Real and Nominal Rates of Return
The terms “real” rate and “nominal” rate are sometimes used to refer to rates of return on bonds. These terms represent a method of adjusting bond yields for the rate of inflation. The nominal rate measures the actual dollars earned, based on interest rate yields. To obtain the real rate, subtract the inflation rate from the nominal rate. For example, the coupon rate on the long bond is currently close to 6%. That is the nominal rate. Subtracting the current rate of inflation, which is around 2.5%, results in a real rate of return of about 3.5%.
The relationship between the real rate of return and the nominal rate has varied during the century. So has the level of interest rates. Interest rate levels are governed, first, by what is happening to prices (that is, inflation or deflation) and secondly, by expectations of what will happen to prices. Until 1950, even though interest rates were low, bonds earned a real rate of return because inflation was low. As inflation began to rise, the real rate of return began to decline, despite a rise in nominal rates. The real rate of return throughout the 1960s and 1970s was negative even though rates were high and rising. Moreover, inflation eroded the purchasing power of older issues. That was the main reason interest rates rose to such high levels: few investors were willing to purchase long-term bonds because the nominal rate did not appear high enough to compensate for anticipated increases in yield as a result of continuing high inflation.
Historically, the real rate of return on long bonds has averaged about 3% above the inflation rate. Since that is an average, it has sometimes been higher and sometimes lower. During the 1990s inflation averaged under 3% a year, and that rate is considered benign. Inflation, moreover has been relatively benign worldwide. But note that benign as it may seem, the recent low inflation rate does not mean inflation is dead. Over a 30-year period, if inflation were to remain as low as a constant 2% a year, an item costing $100 at year one would cost $181 at year 30. If inflation rates were to rise to 3% over that same 30-year period, an item costing $100 at year one would cost $243 at year 30. Beginning in 1999, the inflation rate rose slightly, and since then, concerns about inflation have increased somewhat.
Unless there is an extended period of actual deflation, nominal rates will probably continue to remain 2% to 3% above the inflation rate. But none of this is predictable. No one knows whether the next 30 years will see deflation or whether higher inflation rates will return. Some experts worry that the current economic boom will inevitably lead to inflation worldwide. Others feel that central banks will be able to keep inflation at bay. Still others point out that the recent belief that central banks can successfully control inflation, and hence manage growth, is overly optimistic. The one point no one disputes is that crystal balls have been notoriously unreliable in predicting interest rates. More to the point, no one has ever consistently predicted interest rates correctly over a period of 30 years: that is, over the life of a long-term bond.

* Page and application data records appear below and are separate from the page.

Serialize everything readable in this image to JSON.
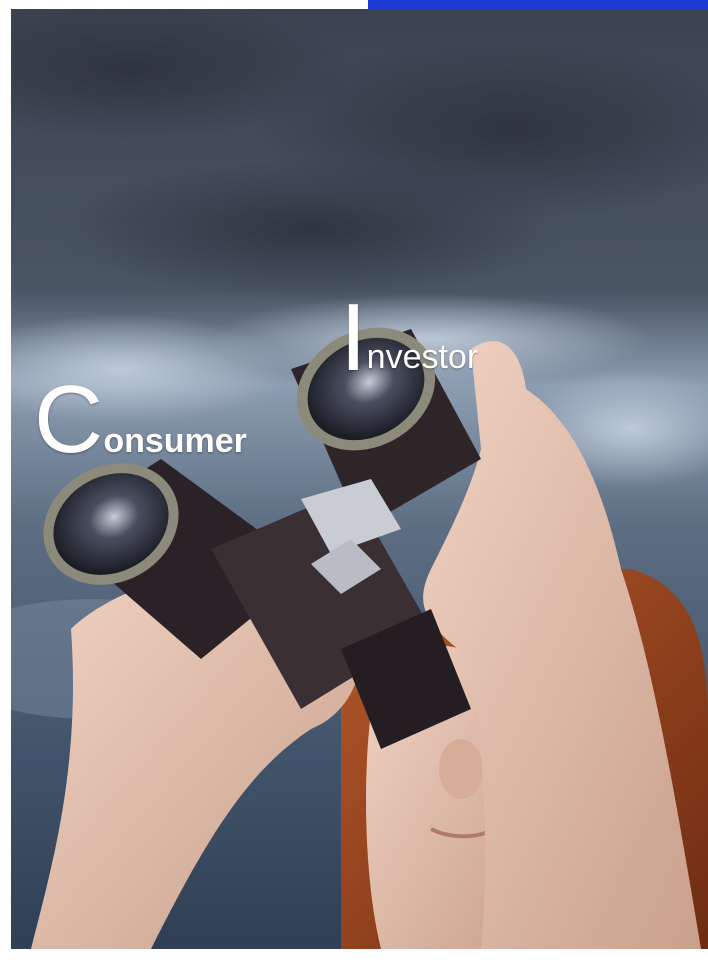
{
  "headline": {
    "word1_initial": "C",
    "word1_rest": "onsumer",
    "word2_initial": "I",
    "word2_rest": "nvestor"
  },
  "colors": {
    "accent_bar": "#1d39d6",
    "sky_dark": "#3a4452",
    "sky_light": "#9fb0c4",
    "text": "#ffffff"
  },
  "photo": {
    "subject": "person-with-binoculars-icon"
  }
}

The strategies described in this book are predicated on the assumption that interest rates cannot be predicted but that you can manage your bond portfolio so that no matter what happens, your portfolio will not suffer severe erosion.